“We just can’t believe that there are these many processes to get a treatment that clearly works for aHUS patients,” he said.

As his recovery continues, Paul’s parents have had to reduce their work hours, and Peter had to withdraw from his courses at UBC to help take care of him.

They have set up a “Pray for Paul” GoFundMe to help cover their financial losses, and to purchase a dialysis device to use at their home in Langley. This will save them from driving into Vancouver three times per week.

Those interested in helping can visit www.gofundme.com/pray-forpaul.



miranda@langleytimes.com

Like us on Facebook and follow us on Twitter

Get local stories you won't find anywhere else right to your inbox.
Sign up here

 

Paul Chung was diagnosed with aHUS in August, 2017. Submitted photo

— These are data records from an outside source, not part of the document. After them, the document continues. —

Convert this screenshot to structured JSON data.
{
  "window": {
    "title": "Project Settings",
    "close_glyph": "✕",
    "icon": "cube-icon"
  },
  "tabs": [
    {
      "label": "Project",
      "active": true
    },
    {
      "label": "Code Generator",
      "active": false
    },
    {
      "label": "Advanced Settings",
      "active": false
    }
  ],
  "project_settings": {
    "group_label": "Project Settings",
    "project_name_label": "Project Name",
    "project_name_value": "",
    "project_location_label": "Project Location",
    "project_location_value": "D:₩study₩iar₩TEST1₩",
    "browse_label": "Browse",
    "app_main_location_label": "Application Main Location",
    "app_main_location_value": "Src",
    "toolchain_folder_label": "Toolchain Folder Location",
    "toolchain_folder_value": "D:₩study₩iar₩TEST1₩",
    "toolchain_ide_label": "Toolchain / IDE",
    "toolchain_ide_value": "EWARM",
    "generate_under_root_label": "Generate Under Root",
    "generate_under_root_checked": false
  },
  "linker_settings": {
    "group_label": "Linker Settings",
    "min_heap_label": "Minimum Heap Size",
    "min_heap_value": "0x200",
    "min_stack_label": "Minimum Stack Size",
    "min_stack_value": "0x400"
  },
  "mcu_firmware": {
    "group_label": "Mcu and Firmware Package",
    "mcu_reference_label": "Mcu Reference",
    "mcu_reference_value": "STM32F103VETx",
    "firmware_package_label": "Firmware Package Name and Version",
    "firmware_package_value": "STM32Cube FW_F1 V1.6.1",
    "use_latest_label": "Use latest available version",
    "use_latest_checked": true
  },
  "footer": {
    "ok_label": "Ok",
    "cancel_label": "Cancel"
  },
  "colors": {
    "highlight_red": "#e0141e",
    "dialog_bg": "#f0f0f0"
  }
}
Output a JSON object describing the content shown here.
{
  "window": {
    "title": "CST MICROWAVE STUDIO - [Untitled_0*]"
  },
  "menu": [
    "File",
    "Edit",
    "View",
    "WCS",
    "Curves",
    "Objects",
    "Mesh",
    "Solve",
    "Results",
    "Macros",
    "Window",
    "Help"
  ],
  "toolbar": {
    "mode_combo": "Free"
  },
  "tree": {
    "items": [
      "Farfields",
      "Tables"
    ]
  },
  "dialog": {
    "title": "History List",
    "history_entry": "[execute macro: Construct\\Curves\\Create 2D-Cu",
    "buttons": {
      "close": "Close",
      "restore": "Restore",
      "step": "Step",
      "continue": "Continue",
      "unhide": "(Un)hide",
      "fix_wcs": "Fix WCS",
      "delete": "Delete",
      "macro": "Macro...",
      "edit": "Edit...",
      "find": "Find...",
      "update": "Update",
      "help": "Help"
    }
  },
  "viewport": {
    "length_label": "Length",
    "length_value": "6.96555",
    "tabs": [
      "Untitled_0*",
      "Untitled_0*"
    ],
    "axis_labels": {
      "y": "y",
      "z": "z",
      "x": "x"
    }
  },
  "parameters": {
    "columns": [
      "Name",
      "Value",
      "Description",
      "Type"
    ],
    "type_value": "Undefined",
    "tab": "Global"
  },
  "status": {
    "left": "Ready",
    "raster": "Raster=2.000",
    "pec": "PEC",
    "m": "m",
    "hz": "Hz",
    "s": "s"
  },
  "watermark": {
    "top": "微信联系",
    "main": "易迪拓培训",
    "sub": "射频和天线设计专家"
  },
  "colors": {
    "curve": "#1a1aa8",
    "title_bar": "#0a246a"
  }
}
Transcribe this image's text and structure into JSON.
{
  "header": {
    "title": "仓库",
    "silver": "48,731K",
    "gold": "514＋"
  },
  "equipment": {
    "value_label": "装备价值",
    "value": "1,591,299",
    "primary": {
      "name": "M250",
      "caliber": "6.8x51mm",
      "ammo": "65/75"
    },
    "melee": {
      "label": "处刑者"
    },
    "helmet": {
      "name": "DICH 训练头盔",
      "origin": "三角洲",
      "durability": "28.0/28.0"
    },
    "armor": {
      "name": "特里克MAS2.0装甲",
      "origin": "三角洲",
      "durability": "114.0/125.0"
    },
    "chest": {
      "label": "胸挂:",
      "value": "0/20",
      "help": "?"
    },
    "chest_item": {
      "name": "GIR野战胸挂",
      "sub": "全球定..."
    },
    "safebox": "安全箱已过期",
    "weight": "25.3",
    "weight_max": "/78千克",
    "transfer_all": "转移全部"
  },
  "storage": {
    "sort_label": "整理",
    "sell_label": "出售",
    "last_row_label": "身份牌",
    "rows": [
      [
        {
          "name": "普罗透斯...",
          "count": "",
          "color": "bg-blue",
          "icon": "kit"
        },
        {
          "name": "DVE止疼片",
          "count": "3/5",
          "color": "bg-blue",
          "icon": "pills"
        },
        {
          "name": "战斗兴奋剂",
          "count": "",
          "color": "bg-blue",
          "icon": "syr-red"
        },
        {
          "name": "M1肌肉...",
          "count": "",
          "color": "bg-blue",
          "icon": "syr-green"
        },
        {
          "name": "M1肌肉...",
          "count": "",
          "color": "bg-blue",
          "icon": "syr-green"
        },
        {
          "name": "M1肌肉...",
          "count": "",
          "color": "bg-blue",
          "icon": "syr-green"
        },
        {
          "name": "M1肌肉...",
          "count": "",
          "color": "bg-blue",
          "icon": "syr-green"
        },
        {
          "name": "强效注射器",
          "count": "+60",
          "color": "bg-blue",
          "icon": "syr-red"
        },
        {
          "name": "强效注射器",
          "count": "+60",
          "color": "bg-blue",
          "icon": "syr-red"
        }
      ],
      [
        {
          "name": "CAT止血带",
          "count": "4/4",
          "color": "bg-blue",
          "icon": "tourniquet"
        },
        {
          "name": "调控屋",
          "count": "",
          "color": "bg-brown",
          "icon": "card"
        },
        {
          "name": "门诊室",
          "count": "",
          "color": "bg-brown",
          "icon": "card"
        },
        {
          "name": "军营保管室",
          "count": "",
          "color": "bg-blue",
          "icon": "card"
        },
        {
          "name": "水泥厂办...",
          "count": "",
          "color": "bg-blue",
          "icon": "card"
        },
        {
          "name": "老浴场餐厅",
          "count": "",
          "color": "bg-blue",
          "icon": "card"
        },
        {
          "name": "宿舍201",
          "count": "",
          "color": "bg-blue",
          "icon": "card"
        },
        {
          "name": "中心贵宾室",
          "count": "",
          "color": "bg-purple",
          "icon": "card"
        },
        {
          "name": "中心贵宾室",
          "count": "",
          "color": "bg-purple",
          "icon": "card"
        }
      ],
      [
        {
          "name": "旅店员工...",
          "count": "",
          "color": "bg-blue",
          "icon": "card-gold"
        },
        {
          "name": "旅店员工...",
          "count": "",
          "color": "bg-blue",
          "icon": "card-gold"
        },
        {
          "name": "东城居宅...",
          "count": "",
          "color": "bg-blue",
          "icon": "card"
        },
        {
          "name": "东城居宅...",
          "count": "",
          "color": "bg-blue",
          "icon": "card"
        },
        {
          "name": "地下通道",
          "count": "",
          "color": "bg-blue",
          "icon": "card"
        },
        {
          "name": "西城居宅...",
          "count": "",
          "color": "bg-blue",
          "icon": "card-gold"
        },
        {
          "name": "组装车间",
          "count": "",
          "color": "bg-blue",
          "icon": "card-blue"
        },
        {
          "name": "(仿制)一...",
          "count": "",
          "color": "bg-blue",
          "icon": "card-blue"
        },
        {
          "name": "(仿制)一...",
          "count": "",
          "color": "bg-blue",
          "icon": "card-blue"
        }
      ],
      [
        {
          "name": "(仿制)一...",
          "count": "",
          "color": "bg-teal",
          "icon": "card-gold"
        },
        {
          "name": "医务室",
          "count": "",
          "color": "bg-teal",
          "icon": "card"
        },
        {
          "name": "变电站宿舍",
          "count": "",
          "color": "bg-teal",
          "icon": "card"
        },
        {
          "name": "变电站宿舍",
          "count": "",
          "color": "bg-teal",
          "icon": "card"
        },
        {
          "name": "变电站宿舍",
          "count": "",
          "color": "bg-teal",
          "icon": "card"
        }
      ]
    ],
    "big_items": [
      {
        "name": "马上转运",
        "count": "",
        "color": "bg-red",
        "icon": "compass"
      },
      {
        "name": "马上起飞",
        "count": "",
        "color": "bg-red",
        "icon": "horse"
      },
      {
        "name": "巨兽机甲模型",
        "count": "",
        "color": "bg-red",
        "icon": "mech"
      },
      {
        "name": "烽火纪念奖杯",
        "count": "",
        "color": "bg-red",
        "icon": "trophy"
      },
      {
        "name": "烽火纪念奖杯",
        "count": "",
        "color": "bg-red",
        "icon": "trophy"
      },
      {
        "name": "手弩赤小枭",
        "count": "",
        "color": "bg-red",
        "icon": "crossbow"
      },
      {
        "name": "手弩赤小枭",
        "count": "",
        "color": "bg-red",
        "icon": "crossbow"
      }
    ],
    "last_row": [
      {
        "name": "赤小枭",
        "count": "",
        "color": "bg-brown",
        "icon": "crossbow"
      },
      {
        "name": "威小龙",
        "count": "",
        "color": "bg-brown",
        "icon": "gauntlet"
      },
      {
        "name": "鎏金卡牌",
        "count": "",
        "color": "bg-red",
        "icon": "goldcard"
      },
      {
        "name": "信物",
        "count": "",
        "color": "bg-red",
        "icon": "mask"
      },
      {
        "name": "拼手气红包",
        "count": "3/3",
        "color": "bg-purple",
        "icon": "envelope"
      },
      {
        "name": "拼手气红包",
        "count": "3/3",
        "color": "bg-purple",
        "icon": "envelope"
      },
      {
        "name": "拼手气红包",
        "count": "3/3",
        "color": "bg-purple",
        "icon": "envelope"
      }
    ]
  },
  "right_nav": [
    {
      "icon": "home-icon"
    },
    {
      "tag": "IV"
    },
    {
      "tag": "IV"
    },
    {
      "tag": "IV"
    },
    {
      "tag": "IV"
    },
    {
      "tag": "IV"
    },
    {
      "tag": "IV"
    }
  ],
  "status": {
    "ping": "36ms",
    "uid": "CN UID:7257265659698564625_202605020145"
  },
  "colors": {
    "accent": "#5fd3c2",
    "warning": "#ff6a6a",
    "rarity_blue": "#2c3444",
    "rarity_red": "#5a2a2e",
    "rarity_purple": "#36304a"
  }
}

Just Posted

‘Best of Cloverdale’ contest returns

Voters can cast ballots once a day until Sept. 5; enter to win $250 gift card for Save-On-Foods

Surrey councillors wary of ‘streamlining’ environmental development permits process

Mayor Doug McCallum notes B.C. government only agency that can issue environment permit

City buys century-old East Delta church

St. Stephen’s Church to be renovated and restored, used as community services and programming space

Oh baby, what a birthday gift: $2.8M raised to help Surrey boy with rare disease

‘We are very thankful to everybody,’ Aryan Deol’s father says

UPDATE: Cloverdale store owner gives away free face shields

Tricia Ellingsen offered more than 200 free protective shields

B.C. records 30-50 new COVID-19 cases a day over weekend, no new deaths

Many of those testing positive were identified by contact tracing for being linked to other confirmed infections

Five B.C. First Nations call out Canada for ‘discriminatory’ food fish practices

West Coast nations say government ignoring court-won right to chinook and coho

Salmon arrive in larger numbers at Big Bar landslide

Arrival follows historic hihg-water levels that halted migration runs

Rent-relief program becomes new front in fight between Liberals, opposition

Opposition trying to draw parallels between decision to have Canada Mortgage and Housing Corp. run program and the WE controversy

Ottawa sets minimum unemployment rate at 13.1% for EI calculation

Statistics Canada says the unemployment rate was 10.9 per cent in July

$45K in donations received after couple’s sudden death in Tulameen

Sarah MacDermid, 31, and Casey Bussiere, 37, died August long weekend

Famous Yukon-based bhangra dancer brings movements of joy to Long Beach

Internet-famous dancer is exploring Vancouver Island, visiting the B.C. Legislature and more

Battle of Fairy Creek: blockade launched to save Vancouver Island old-growth

‘Forest Defenders’ occupy road to prevent logging company from reaching Port Renfrew-area watershed

Most Read